Article Title: "Return Policies Run Gamut For Goods You Buy Online "

Author: RUSSELL SHAW 
Section: Internet & Technology 

Date: 8/14/2003 


FOR INVESTOR'S BUSINESS DAILY

Does the sweater you ordered online not fit? Is there a loose leg on the office furniture that came to your door? What about that scanner that doesn't seem to want to scan?

Most online retailers offer at least some type of return policy. But policies can vary widely from site to site. That's why it's best to check out the details before clicking "buy."

"Policies run the entire gamut," said Frank Fiore, a guide to online shopping for About.com and author of several books. Sometimes you'll get 100% of your money back, he says. Other times, you're lucky to get a store credit.

Here's a sampling of policies around the Web:

Seattle's Amazon.com Inc. accepts most returned items for a full refund within 30 days of delivery.
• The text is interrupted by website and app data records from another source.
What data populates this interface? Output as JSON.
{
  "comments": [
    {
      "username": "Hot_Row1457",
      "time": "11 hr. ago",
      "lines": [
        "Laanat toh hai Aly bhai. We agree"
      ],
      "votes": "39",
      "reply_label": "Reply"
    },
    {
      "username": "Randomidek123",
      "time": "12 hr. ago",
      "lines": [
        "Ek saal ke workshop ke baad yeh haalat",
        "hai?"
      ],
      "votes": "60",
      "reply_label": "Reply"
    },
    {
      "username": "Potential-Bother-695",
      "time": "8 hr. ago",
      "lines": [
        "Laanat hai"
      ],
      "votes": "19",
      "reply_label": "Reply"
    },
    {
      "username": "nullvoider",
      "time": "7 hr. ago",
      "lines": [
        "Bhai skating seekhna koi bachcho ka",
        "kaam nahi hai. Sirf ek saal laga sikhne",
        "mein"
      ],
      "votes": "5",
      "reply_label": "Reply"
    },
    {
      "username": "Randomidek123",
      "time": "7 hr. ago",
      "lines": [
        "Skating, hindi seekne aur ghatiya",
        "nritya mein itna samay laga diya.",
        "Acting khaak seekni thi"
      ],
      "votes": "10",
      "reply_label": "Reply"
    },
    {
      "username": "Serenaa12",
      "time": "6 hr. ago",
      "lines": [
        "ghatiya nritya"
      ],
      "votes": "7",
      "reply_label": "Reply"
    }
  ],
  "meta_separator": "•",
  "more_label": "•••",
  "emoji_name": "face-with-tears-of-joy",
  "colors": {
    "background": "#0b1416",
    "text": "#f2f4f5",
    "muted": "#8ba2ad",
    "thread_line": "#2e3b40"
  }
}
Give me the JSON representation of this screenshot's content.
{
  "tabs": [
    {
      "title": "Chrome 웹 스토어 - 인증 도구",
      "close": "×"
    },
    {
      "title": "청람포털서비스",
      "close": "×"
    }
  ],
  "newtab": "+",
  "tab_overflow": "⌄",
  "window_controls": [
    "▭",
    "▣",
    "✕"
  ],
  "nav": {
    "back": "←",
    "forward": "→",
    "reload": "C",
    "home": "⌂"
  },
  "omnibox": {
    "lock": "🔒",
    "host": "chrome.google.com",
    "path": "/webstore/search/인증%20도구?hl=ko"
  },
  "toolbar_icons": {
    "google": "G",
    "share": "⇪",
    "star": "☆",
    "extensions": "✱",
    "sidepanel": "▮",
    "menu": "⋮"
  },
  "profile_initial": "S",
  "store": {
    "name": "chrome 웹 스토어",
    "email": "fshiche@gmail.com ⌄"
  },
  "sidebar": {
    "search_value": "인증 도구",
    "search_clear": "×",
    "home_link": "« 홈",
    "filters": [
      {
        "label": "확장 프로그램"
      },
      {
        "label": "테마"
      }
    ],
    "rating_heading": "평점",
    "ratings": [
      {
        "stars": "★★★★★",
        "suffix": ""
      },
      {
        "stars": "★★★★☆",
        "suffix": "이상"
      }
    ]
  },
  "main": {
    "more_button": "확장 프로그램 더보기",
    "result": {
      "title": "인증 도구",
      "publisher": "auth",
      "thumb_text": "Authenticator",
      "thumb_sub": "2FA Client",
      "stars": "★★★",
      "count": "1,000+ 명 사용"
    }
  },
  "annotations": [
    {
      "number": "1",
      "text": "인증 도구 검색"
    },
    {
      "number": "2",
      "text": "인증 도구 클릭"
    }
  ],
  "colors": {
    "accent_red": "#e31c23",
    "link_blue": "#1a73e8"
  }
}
The most notable exceptions are compact discs, digital video discs and video games that have been opened. That's because a consumer could open up a disc, make a copy and then mail it back.

In addition to its own online stores, Amazon.com also offers online ordering services for several brick-and-mortar retailers. The general policy for these Amazon.com partners, such as Target Stores and Office Depot, is that you can't return the items at the physical stores. You have to ship them back.

According to the Office Depot return and exchanges page on Amazon.com, most merchandise is accepted for return within 30 days of purchase. Exceptions include unopened software and computers.

BMG Music Service, a unit of Germany's Bertelsmann AG, follows a similar hard line when it comes to music sales. Its returns policy is to "allow members to return an item for replacement or credit if it is damaged, defective or incorrect."

In such instances, BMG offers to send out a replacement copy of the original music selection, credit the customer's account or provide an alternate selection.

BMG encourages you to send a cover note with the returned merchandise, explaining the grievance and preferred method of resolution.

Dell Inc., based in Round Rock, Texas, lets you return new hardware, parts and unopened software within 30 days.

Customers fill out an online form, after which they receive a credit return authorization number. The items must be returned "in as-new condition" no more than five days after Dell issues the number. Shipping costs for the return must be paid by the customer.

Household goods retailer Fingerhut Companies Inc., based in Hopkins, Minn., also offers a return option within 30 days of receiving the item. Between 30 and 180 days after receipt, Fingerhut's general policy is to consider a prorated cash or credit adjustment based on the age and condition of the product.

After 180 days, no returns are offered.

As with most other retailers, software and music CDs can be accepted for credit or refund only if the original packaging was not opened. "Identical product" exchanges are sometimes granted, however.

Apparel and outdoor living retailer L.L. Bean Inc. asks that customers who ship back merchandise complete the returns section on their order's packing slip or fill out a downloadable form.

For each item that is being returned, the form asks customers to mark one of 17 "reason codes." Codes include such issues as "quality unsatisfactory," "care instructions failed," "too small" or "did not like material."

L.L. Bean requires the shipping charge to be paid on return items, but waives the charge for U.S. customers who simply are exchanging merchandise.

RitzCamera.com, the online unit of Ritz Camera Centers Inc. in Beltsville, Md., has a shorter time limit for returned items. It's 10 days for all wireless phone, digital and video products and 30 days for all other items except opened software.

Unlike most other online retailers, RitzCamera.com provides exchanges at its 1,200 Ritz retail locations. Damaged or defective goods can be exchanged or returned only online.

Staples Inc. of Framingham, Mass., has one of the more liberal return policies. Returns are accepted at the more than 1,500 Staples stores in the U.S., with a full refund offered on office supplies regardless of the purchase or delivery date. Free pickup on returned items is provided if the goods are defective.

Computer hardware, digital cameras, phones and office furniture purchased from Staples must be returned within 14 days of receipt. The reason for the shorter period, notes Staples on its site, is "because technology changes so quickly."

Target.com, the online unit of Minneapolis' Target Corp., offers in-store return services on most items. Its 90-day returns policy is one of the longest in effect among major online and offline retailers.

According to Fiore, in-store returns are becoming more common. "The problem and cost of getting the purchase back to the merchant was driving away Web shoppers, but things are changing," he said. "Many stores are allowing for pickup and returns at their local store."

Walmart.com offers in-store return options for most products, with exceptions for computer-related goods, and perishable items such as flowers and food.

The Bentonville, Ark.-based retailer's time window for returned items varies from 15 days to 90 days, depending on the item.

"Find out the return policy before you buy," Fiore said. "Just as important, find out how you can reach them if there is a problem. An e-mail address is not enough. Get a phone number too."